Activity: Repeat every entry word for word, but leave the images out of your copy.

Source data:
● ● ●
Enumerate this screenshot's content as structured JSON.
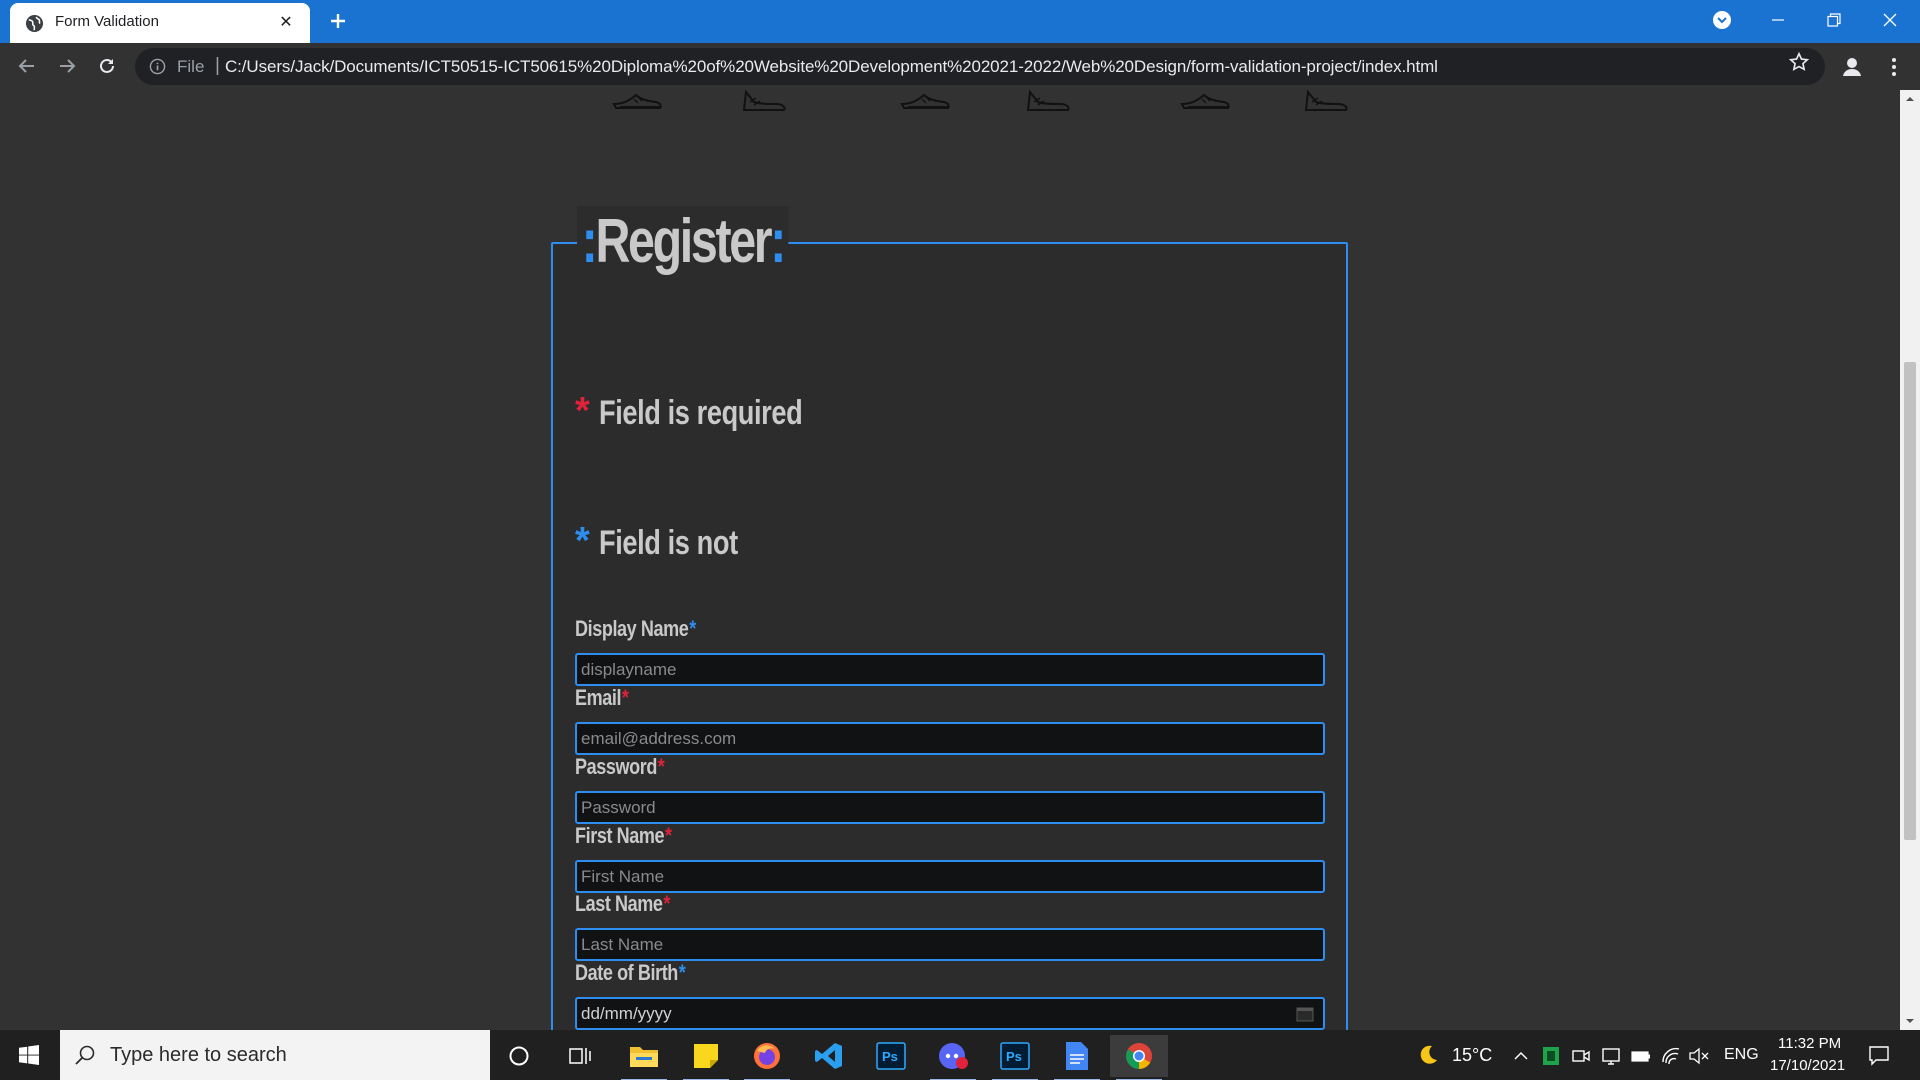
{
  "browser": {
    "tab_title": "Form Validation",
    "tab_close": "✕",
    "address_scheme": "File",
    "address_separator": "|",
    "address_url": "C:/Users/Jack/Documents/ICT50515-ICT50615%20Diploma%20of%20Website%20Development%202021-2022/Web%20Design/form-validation-project/index.html"
  },
  "form": {
    "legend_colon_left": ":",
    "legend_title": "Register",
    "legend_colon_right": ":",
    "key_required_star": "*",
    "key_required_text": "Field is required",
    "key_required_color": "#e0223a",
    "key_optional_star": "*",
    "key_optional_text": "Field is not",
    "key_optional_color": "#2d8ef0",
    "fields": [
      {
        "label": "Display Name",
        "star": "*",
        "placeholder": "displayname"
      },
      {
        "label": "Email",
        "star": "*",
        "placeholder": "email@address.com"
      },
      {
        "label": "Password",
        "star": "*",
        "placeholder": "Password"
      },
      {
        "label": "First Name",
        "star": "*",
        "placeholder": "First Name"
      },
      {
        "label": "Last Name",
        "star": "*",
        "placeholder": "Last Name"
      },
      {
        "label": "Date of Birth",
        "star": "*",
        "value": "dd/mm/yyyy"
      }
    ]
  },
  "taskbar": {
    "search_placeholder": "Type here to search",
    "weather_temp": "15°C",
    "language": "ENG",
    "time": "11:32 PM",
    "date": "17/10/2021",
    "apps": [
      "file-explorer-icon",
      "sticky-notes-icon",
      "firefox-icon",
      "vscode-icon",
      "photoshop-icon",
      "discord-icon",
      "photoshop-icon",
      "docs-icon",
      "chrome-icon"
    ]
  },
  "colors": {
    "accent": "#2d8ef0",
    "required": "#e0223a",
    "chrome_blue": "#1a73d1"
  }
}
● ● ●
Solution to the exercise:
Enumerate this screenshot's content as structured JSON.
{
  "browser": {
    "tab_title": "Form Validation",
    "tab_close": "✕",
    "address_scheme": "File",
    "address_separator": "|",
    "address_url": "C:/Users/Jack/Documents/ICT50515-ICT50615%20Diploma%20of%20Website%20Development%202021-2022/Web%20Design/form-validation-project/index.html"
  },
  "form": {
    "legend_colon_left": ":",
    "legend_title": "Register",
    "legend_colon_right": ":",
    "key_required_star": "*",
    "key_required_text": "Field is required",
    "key_required_color": "#e0223a",
    "key_optional_star": "*",
    "key_optional_text": "Field is not",
    "key_optional_color": "#2d8ef0",
    "fields": [
      {
        "label": "Display Name",
        "star": "*",
        "placeholder": "displayname"
      },
      {
        "label": "Email",
        "star": "*",
        "placeholder": "email@address.com"
      },
      {
        "label": "Password",
        "star": "*",
        "placeholder": "Password"
      },
      {
        "label": "First Name",
        "star": "*",
        "placeholder": "First Name"
      },
      {
        "label": "Last Name",
        "star": "*",
        "placeholder": "Last Name"
      },
      {
        "label": "Date of Birth",
        "star": "*",
        "value": "dd/mm/yyyy"
      }
    ]
  },
  "taskbar": {
    "search_placeholder": "Type here to search",
    "weather_temp": "15°C",
    "language": "ENG",
    "time": "11:32 PM",
    "date": "17/10/2021",
    "apps": [
      "file-explorer-icon",
      "sticky-notes-icon",
      "firefox-icon",
      "vscode-icon",
      "photoshop-icon",
      "discord-icon",
      "photoshop-icon",
      "docs-icon",
      "chrome-icon"
    ]
  },
  "colors": {
    "accent": "#2d8ef0",
    "required": "#e0223a",
    "chrome_blue": "#1a73d1"
  }
}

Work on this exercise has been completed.